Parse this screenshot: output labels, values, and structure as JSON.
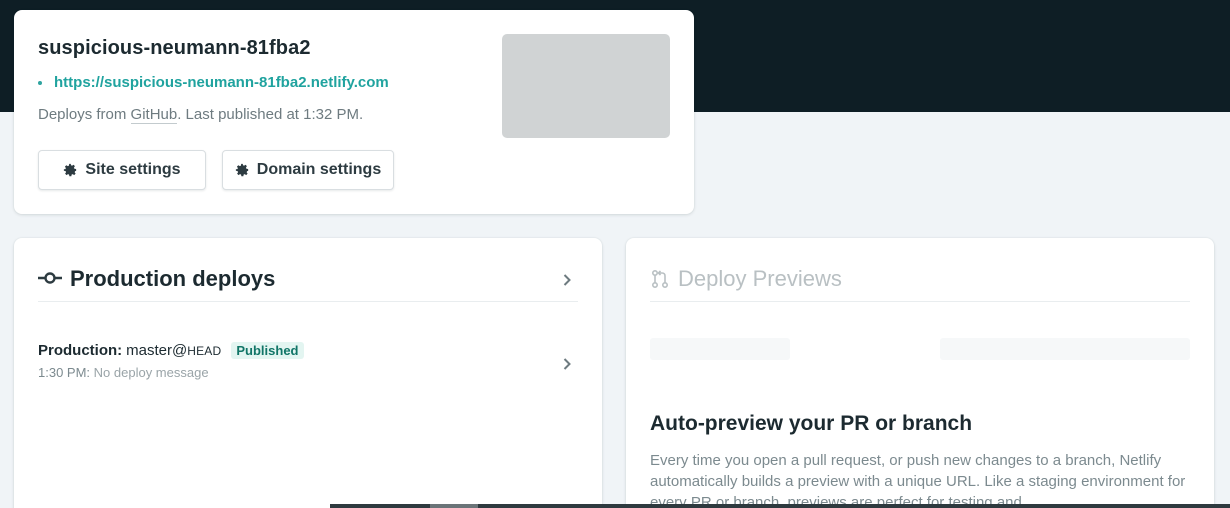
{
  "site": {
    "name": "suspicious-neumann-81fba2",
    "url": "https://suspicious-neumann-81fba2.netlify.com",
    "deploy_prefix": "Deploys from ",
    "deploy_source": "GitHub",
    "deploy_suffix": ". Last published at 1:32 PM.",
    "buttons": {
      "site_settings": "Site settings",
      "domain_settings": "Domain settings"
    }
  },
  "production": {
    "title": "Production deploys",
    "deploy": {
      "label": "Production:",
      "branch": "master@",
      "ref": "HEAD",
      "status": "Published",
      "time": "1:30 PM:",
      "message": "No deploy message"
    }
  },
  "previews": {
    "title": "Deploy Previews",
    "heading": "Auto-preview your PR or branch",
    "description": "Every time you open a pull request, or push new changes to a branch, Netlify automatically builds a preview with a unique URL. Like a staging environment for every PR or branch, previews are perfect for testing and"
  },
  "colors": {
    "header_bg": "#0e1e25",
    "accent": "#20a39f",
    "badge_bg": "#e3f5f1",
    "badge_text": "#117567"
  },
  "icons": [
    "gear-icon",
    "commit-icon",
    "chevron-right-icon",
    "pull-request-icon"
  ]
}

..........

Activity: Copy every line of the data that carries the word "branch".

Exercise result:
      "branch": "master@",
    "heading": "Auto-preview your PR or branch",
    "description": "Every time you open a pull request, or push new changes to a branch, Netlify automatically builds a preview with a unique URL. Like a staging environment for every PR or branch, previews are perfect for testing and"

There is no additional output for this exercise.